Calgary federal election: Economic engine is sputtering, Nenshi said

The top issue on mayor Nenshi’s list is the economy – specific to Calgary.

“Because fundamentally, the federal budget will not be balanced unless Alberta is running on all cylinders,” he said.

“It’s really important for these federal politicians to understand that while the economy is absolutely booming around the rest of the country, the actual economic engine is sputtering.”

Nenshi acknowledged that most of the federal benefit comes in financial help – for projects such as the Green Line. In the future, they’re hoping for help on the Arts Commons expansion and the construction of a multi-sport fieldhouse, he said.

He pointed to the doubling of the gas tax transfer. The Federation of Canadian Municipalities once again advocated for this Thursday morning. Nenshi also wanted a more direct flow of cannabis-related cash.

Nenshi said the current system has cannabis revenue share sent to the province.

“We’re just not getting anything out of the province,” Nenshi said.

Placards on display outlined some of the city’s priorities. DARREN KRAUSE / LIVEWIRE CALGARY

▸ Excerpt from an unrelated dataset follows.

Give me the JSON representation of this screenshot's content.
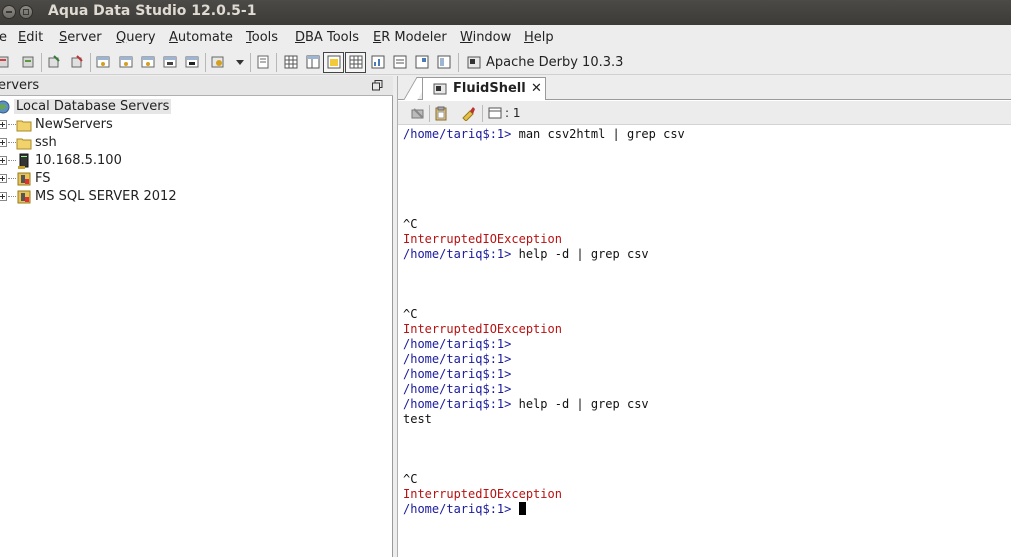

The mayor also said the rhetoric around immigration and diversity that he’s heard from some campaigns is “reckless.” He pointed to Calgary’s recent census results showing an aging population in the city with fewer young people coming to the city.

“That is a very, very, very big problem. To be clear, we no longer have the luxury to indulge ourselves in this kind of divisive rhetoric because we think it might get us folks here or there. We can’t afford it,” he said.

“And so it’s important as well, to understand what the parties are going to do to make sure to Calgary remains an open and welcoming magnet for the very best talent from around the world.”

Citizens can view Calgary federal election content at yycmatters.ca. Once survey responses are received from the political parties, visitors will be able to view the answers.